Top of Source records
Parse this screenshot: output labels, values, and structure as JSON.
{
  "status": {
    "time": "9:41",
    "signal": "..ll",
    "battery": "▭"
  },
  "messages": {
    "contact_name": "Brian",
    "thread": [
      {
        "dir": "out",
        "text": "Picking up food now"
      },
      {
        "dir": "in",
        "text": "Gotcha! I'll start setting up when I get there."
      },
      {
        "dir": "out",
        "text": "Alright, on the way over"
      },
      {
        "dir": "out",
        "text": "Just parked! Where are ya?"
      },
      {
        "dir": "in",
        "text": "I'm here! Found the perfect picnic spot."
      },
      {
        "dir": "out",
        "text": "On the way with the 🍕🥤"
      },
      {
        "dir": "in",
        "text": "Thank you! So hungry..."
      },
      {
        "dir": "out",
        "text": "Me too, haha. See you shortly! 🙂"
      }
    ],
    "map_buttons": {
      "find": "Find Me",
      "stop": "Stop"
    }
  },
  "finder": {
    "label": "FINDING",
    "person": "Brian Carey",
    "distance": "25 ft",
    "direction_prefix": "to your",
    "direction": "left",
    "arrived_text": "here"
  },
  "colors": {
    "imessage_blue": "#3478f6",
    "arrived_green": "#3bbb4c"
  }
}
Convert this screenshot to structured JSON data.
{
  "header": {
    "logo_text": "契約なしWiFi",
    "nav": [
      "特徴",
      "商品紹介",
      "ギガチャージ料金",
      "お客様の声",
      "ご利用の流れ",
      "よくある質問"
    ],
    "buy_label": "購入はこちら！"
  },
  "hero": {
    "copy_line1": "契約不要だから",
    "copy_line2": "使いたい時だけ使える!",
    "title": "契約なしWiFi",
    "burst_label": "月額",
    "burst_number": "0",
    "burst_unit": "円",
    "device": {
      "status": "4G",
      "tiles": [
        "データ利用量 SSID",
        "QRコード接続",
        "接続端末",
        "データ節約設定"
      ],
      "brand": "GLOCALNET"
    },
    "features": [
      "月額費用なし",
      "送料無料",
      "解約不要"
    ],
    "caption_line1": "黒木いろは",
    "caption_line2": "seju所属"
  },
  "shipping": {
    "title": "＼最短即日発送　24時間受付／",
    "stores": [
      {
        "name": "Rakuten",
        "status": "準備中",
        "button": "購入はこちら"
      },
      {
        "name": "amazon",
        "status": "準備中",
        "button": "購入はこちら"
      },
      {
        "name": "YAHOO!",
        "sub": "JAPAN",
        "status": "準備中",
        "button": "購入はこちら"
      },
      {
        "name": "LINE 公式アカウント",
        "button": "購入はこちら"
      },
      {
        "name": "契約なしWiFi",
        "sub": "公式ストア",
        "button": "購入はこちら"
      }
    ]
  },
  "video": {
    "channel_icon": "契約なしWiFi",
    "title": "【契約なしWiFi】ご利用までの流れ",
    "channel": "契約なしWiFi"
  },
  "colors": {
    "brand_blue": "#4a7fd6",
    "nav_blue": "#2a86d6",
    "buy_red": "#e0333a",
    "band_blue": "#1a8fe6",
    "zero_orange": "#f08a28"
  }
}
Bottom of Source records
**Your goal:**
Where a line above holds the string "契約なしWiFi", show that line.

**Task output:**
    "logo_text": "契約なしWiFi",
    "title": "契約なしWiFi",
        "name": "契約なしWiFi",
    "channel_icon": "契約なしWiFi",
    "title": "【契約なしWiFi】ご利用までの流れ",
    "channel": "契約なしWiFi"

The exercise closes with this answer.